In addition to the Blu-ray release noted here, Walmart is offering an exclusive steelbook version (with different cover art as well), which contains the same discs and digital code seen in this release. So the content is exactly the same, but the packaging is different.
The Blu-ray in this release is region-free.
Unlike most big budget releases these days, 'Dracula Untold' has been shot on glorious 35mm film (using primarily Panavision Panaflex equipment) and the results are as beautiful as one might have hoped, with deep, rich colors that are oversaturated but never bleed (pardon the vampire pun) and a fine grain in the background of each shot. Black levels are deep and inky, which is a good thing, considering how many nighttime and darkened shots there are in the film. Detail is pretty strong throughout the movie, with some nice depth and clarity to the image. Flesh tones lean on the warm side of things (yes, even for the children of the night), but they're consistent throughout.
In terms of glitches or issues, there's nary one to be found. I saw no evidence of banding, aliasing, or over-sharpening of the transfer. This is a very good-looking Blu-ray.

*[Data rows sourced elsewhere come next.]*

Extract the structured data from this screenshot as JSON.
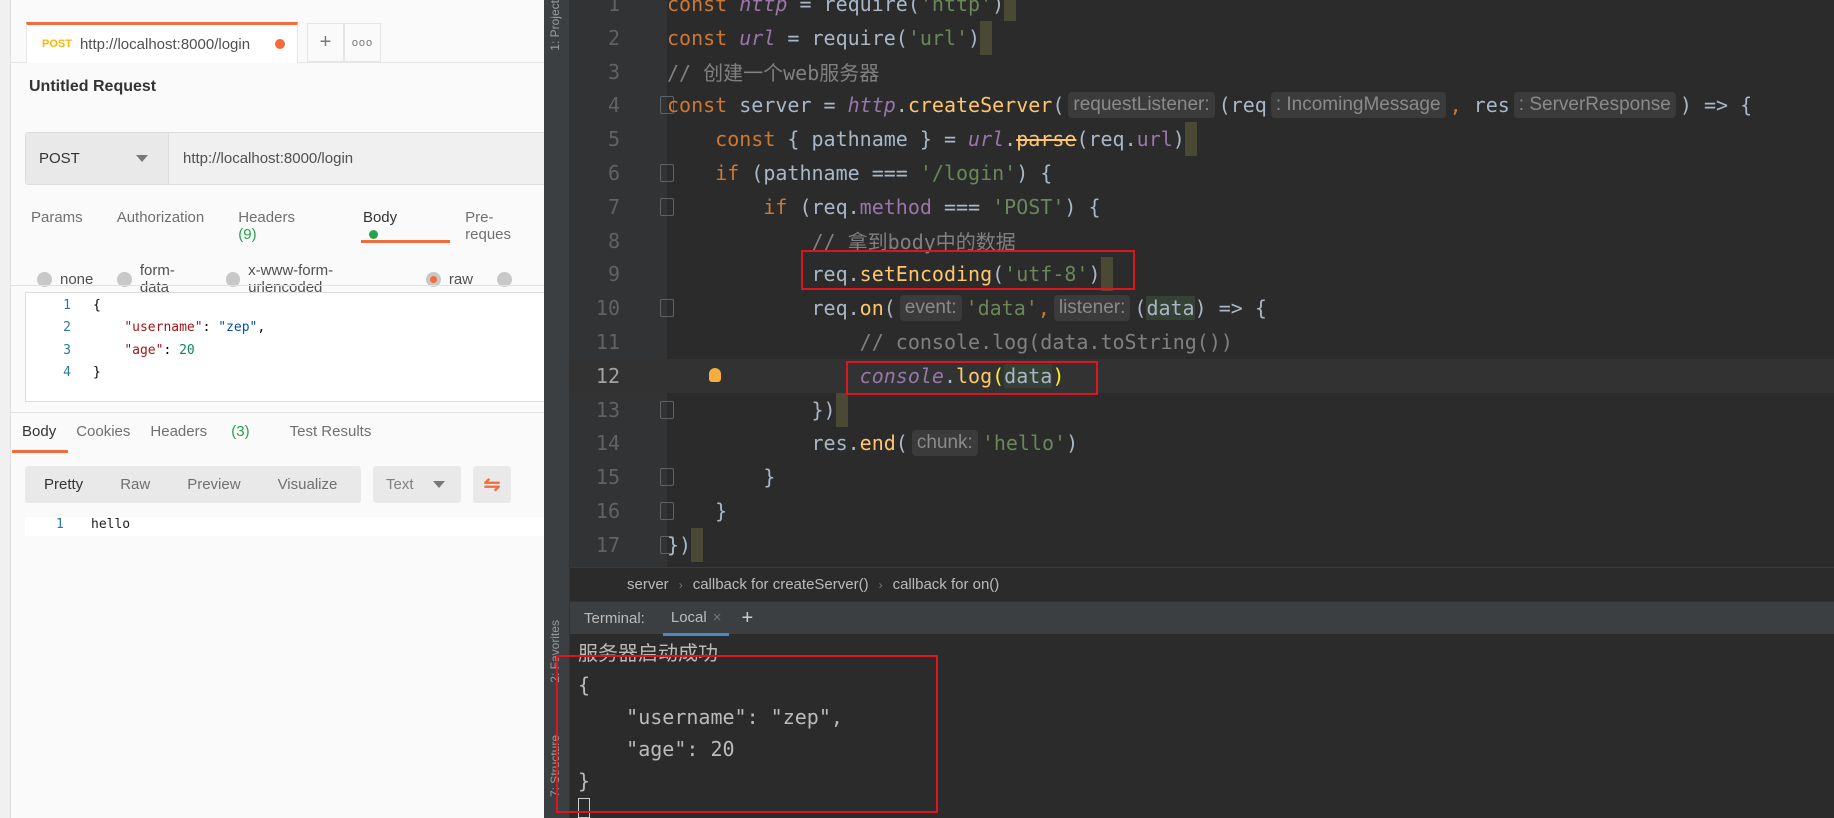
{
  "postman": {
    "tab": {
      "method": "POST",
      "url": "http://localhost:8000/login"
    },
    "new_tab_icon": "plus-icon",
    "more_icon": "ellipsis-icon",
    "title": "Untitled Request",
    "method": "POST",
    "url": "http://localhost:8000/login",
    "req_tabs": {
      "params": "Params",
      "authorization": "Authorization",
      "headers": "Headers",
      "headers_count": "(9)",
      "body": "Body",
      "prerequest": "Pre-reques"
    },
    "body_types": [
      "none",
      "form-data",
      "x-www-form-urlencoded",
      "raw"
    ],
    "selected_body_type": "raw",
    "body_lines": [
      {
        "n": "1",
        "parts": [
          [
            "p",
            "{"
          ]
        ]
      },
      {
        "n": "2",
        "parts": [
          [
            "p",
            "    "
          ],
          [
            "k",
            "\"username\""
          ],
          [
            "p",
            ": "
          ],
          [
            "s",
            "\"zep\""
          ],
          [
            "p",
            ","
          ]
        ]
      },
      {
        "n": "3",
        "parts": [
          [
            "p",
            "    "
          ],
          [
            "k",
            "\"age\""
          ],
          [
            "p",
            ": "
          ],
          [
            "num",
            "20"
          ]
        ]
      },
      {
        "n": "4",
        "parts": [
          [
            "p",
            "}"
          ]
        ]
      }
    ],
    "res_tabs": {
      "body": "Body",
      "cookies": "Cookies",
      "headers": "Headers",
      "headers_count": "(3)",
      "tests": "Test Results"
    },
    "views": [
      "Pretty",
      "Raw",
      "Preview",
      "Visualize"
    ],
    "format": "Text",
    "response": {
      "n": "1",
      "text": "hello"
    },
    "accent": "#f26b3a"
  },
  "ide": {
    "left_tools": {
      "project": "1: Project",
      "favorites": "2: Favorites",
      "structure": "7: Structure"
    },
    "code": [
      [
        [
          "kw",
          "const "
        ],
        [
          "glob",
          "http"
        ],
        [
          "p",
          " = require("
        ],
        [
          "str",
          "'http'"
        ],
        [
          "p",
          ")"
        ],
        [
          "hl",
          ""
        ]
      ],
      [
        [
          "kw",
          "const "
        ],
        [
          "glob",
          "url"
        ],
        [
          "p",
          " = require("
        ],
        [
          "str",
          "'url'"
        ],
        [
          "p",
          ")"
        ],
        [
          "hl",
          ""
        ]
      ],
      [
        [
          "cmt",
          "// 创建一个web服务器"
        ]
      ],
      [
        [
          "kw",
          "const "
        ],
        [
          "p",
          "server = "
        ],
        [
          "glob",
          "http"
        ],
        [
          "p",
          "."
        ],
        [
          "fn",
          "createServer"
        ],
        [
          "p",
          "("
        ],
        [
          "hint",
          "requestListener:"
        ],
        [
          "p",
          "(req"
        ],
        [
          "hint",
          ": IncomingMessage"
        ],
        [
          "kw",
          ","
        ],
        [
          "p",
          " res"
        ],
        [
          "hint",
          ": ServerResponse"
        ],
        [
          "p",
          ") => {"
        ]
      ],
      [
        [
          "p",
          "    "
        ],
        [
          "kw",
          "const "
        ],
        [
          "p",
          "{ pathname } = "
        ],
        [
          "glob",
          "url"
        ],
        [
          "p",
          "."
        ],
        [
          "fnstrike",
          "parse"
        ],
        [
          "p",
          "(req."
        ],
        [
          "prop",
          "url"
        ],
        [
          "p",
          ")"
        ],
        [
          "hl",
          ""
        ]
      ],
      [
        [
          "p",
          "    "
        ],
        [
          "kw",
          "if "
        ],
        [
          "p",
          "(pathname === "
        ],
        [
          "str",
          "'/login'"
        ],
        [
          "p",
          ") {"
        ]
      ],
      [
        [
          "p",
          "        "
        ],
        [
          "kw",
          "if "
        ],
        [
          "p",
          "(req."
        ],
        [
          "prop",
          "method"
        ],
        [
          "p",
          " === "
        ],
        [
          "str",
          "'POST'"
        ],
        [
          "p",
          ") {"
        ]
      ],
      [
        [
          "p",
          "            "
        ],
        [
          "cmt",
          "// 拿到body中的数据"
        ]
      ],
      [
        [
          "p",
          "            req."
        ],
        [
          "fn",
          "setEncoding"
        ],
        [
          "p",
          "("
        ],
        [
          "str",
          "'utf-8'"
        ],
        [
          "p",
          ")"
        ],
        [
          "hl",
          ""
        ]
      ],
      [
        [
          "p",
          "            req."
        ],
        [
          "fn",
          "on"
        ],
        [
          "p",
          "("
        ],
        [
          "hint",
          "event:"
        ],
        [
          "str",
          "'data'"
        ],
        [
          "kw",
          ","
        ],
        [
          "hint",
          "listener:"
        ],
        [
          "p",
          "("
        ],
        [
          "param",
          "data"
        ],
        [
          "p",
          ") => {"
        ]
      ],
      [
        [
          "p",
          "                "
        ],
        [
          "cmt",
          "// console.log(data.toString())"
        ]
      ],
      [
        [
          "p",
          "                "
        ],
        [
          "glob",
          "console"
        ],
        [
          "p",
          "."
        ],
        [
          "fn",
          "log"
        ],
        [
          "brace",
          "("
        ],
        [
          "param",
          "data"
        ],
        [
          "brace",
          ")"
        ]
      ],
      [
        [
          "p",
          "            })"
        ],
        [
          "hl",
          ""
        ]
      ],
      [
        [
          "p",
          "            res."
        ],
        [
          "fn",
          "end"
        ],
        [
          "p",
          "("
        ],
        [
          "hint",
          "chunk:"
        ],
        [
          "str",
          "'hello'"
        ],
        [
          "p",
          ")"
        ]
      ],
      [
        [
          "p",
          "        }"
        ]
      ],
      [
        [
          "p",
          "    }"
        ]
      ],
      [
        [
          "p",
          "})"
        ],
        [
          "hl",
          ""
        ]
      ]
    ],
    "current_line": 12,
    "breadcrumb": [
      "server",
      "callback for createServer()",
      "callback for on()"
    ],
    "terminal": {
      "label": "Terminal:",
      "tab": "Local",
      "lines": [
        "服务器启动成功",
        "{",
        "    \"username\": \"zep\",",
        "    \"age\": 20",
        "}"
      ]
    },
    "highlight_color": "#e0141e"
  }
}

The featured track here is an English 5.1 DTS-HD lossless one, that certainly has a lot of fun with the audio. There's a real immersive feel in many scenes, as sounds come from all around the home viewer. Directionality is in frequent use as well, as the many scenes that feature swarms of bats will swoop from one side of your home theater to another, then back again. LFE is also put to good use, with some low booming sounds often coming from one's subwoofer. This is a very active and very entertaining track all around.
There's really only one thing here that keeps the audio from getting a reference-quality score, and that's the fact that the dialogue – which is mainly, but not always, up front – is mixed slightly lower than the rest of the track. This is such a frequent issue with releases – particularly big budget efforts like 'Dracula Untold' – I often feel like I should just give up and stop complaining about it. But once again, having your remote control handy is important, as one may need to crank up the volume to hear 'Dracula Untold's quieter moments and/or turning the volume down a few notches during the big action sequences. Otherwise, the track is crisp, clear, and free of any other noticeable problems.

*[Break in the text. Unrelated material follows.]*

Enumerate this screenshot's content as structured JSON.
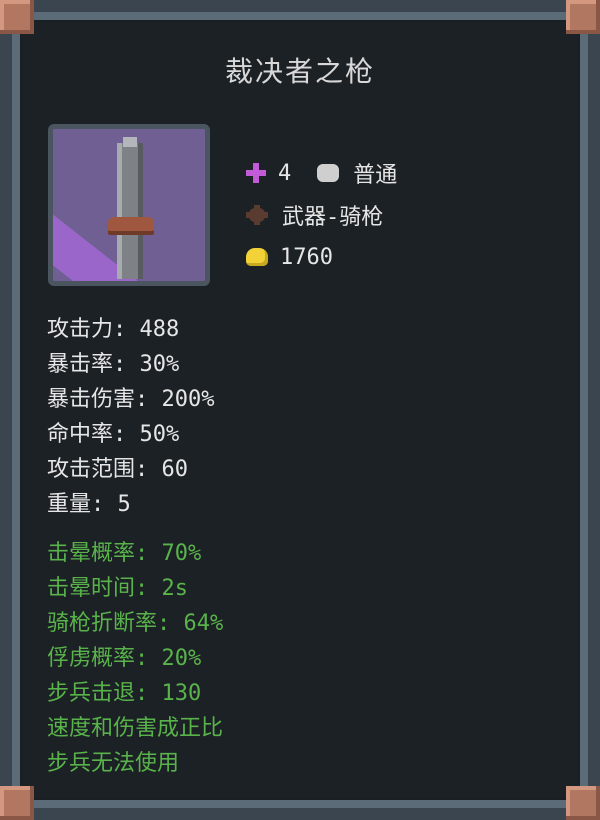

In addition to the lossless English audio, 5.1 Dolby Digital tracks are available in both Spanish and French, as well as an English Descriptive Video Service track. Subtitles are available in English SDH, Spanish, and French.
'Dracula Untold' isn't quite good enough to recommend, but it's not totally dismissible, either. It's basically an attempt my Universal to turn Dracula into more of an anti-hero (anti-superhero would probably be a better description) as opposed to the villain he's always been. The movie has a story where the outcome is never uncertain and contains a lot of lapses in logic, but there's enough entertainment here to make it worth a look. Rent it.